The First Skyline GT Was Born from Racing
Editor’s note: This article originally appeared on June 11, 2013, we’ll be diving into our archives to bring you some of the gold you might have missed from our early days.
The 1960s were a fascinating period for Japanese cars. Manufacturers finally started to break away from simply copying British and American cars and began coming up with original designs. The very ethos and identity of the Japanese automobile was being formed year by year, and in the middle of all this dynamic experimentation was Prince (Nissan) who wanted to make their boxy Skyline sedan competitive in the Japan Grand Prix. This will to win created the first in a long line of world-beating Nissan Skylines.
The year 1963 was a disappointing race season for Prince. After a year of defeat, Prince decided to build an all-out track weapon for the upcoming Japan Grand Prix. Clearly, their stodgy sedans powered by conventional four cylinder engines weren’t cutting it. Their answer to the competition was to shoehorn their two-liter straight six from the larger Gloria into the lighter Skyline chassis.
The larger engine’s 127 horsepower was a phenomenal 40 horsepower improvement over the modest and sensible 1.5 liter four-cylinder that powered most Skylines. Forty horsepower can make a big difference in a car weighing only 2,100 pounds. Fed by three Weber carbs, the Skyline’s engine became famous for its velvety snarl and high pitched wail near redline.
The fascinating thing about the 2000GT-B was how far Prince went to make the big engine fit. The front of the car was lengthened eight inches to accommodate the longer six-cylinder engine. It’s certainly one of the more crude ways to achieve the classic long hood/short deck proportions.
But crude looks have never lost races.

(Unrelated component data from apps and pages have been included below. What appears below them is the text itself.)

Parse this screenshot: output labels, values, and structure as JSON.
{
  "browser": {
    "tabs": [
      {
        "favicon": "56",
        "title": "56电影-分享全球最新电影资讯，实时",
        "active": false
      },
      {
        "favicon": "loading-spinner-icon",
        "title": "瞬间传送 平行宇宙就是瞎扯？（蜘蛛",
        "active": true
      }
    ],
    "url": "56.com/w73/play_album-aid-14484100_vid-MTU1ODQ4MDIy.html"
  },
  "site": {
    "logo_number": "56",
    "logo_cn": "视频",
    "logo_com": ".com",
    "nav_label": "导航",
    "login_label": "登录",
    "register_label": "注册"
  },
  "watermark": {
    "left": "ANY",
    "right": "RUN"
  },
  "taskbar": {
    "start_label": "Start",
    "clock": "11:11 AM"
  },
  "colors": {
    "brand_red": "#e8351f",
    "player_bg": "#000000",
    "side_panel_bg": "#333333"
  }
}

Along with the sonorous six, the 2000GT-B was fitted with an advanced for the time five-speed manual transmission, front disc brakes, a limited slip differential and a larger fuel tank for extended range. Much like other 1960s racing specials; little thought was given to cosmetic enhancements or modifications that didn’t help the Skyline become a better race car. Advanced race-ready mechanicals wrapped in tame sheet metal would go on to be a Skyline GT-R trademark and it began all the way back in 1964.
Prince’s muscled-up Skyline fought with the Porsche 904 for supremacy in the 1964 Japan Grand Prix but came slightly short of victory. Skylines placed second through sixth place that year with a 904 taking the top spot. Despite placing second, the Skyline had actually led the 904 for a few laps and was a close contender for the rest of the race. The legend of the Skyline as a giant killer was born and would only grow more infamous as the decades wore on.
As Prince turned into Nissan, the next chapter of Godzilla’s history was unfolding with the no-holds-barred Skyline GT-R. The GT-R would go on to become a pioneering, technology filled flagship for Nissan and today remains a formidable performance car. A few elements of the 2000GT-B would go on to be hallmarks of performance Skylines for decades to come. Right up until the new GTR, performance skylines were powered by straight six engines, filled with the latest in racing technology, and they were built to be fast, not beautiful. Bred from racing since their inception, the GTR can trace its lineage back to the awkwardly stretched Skyline from 1964; the sedan that started it all.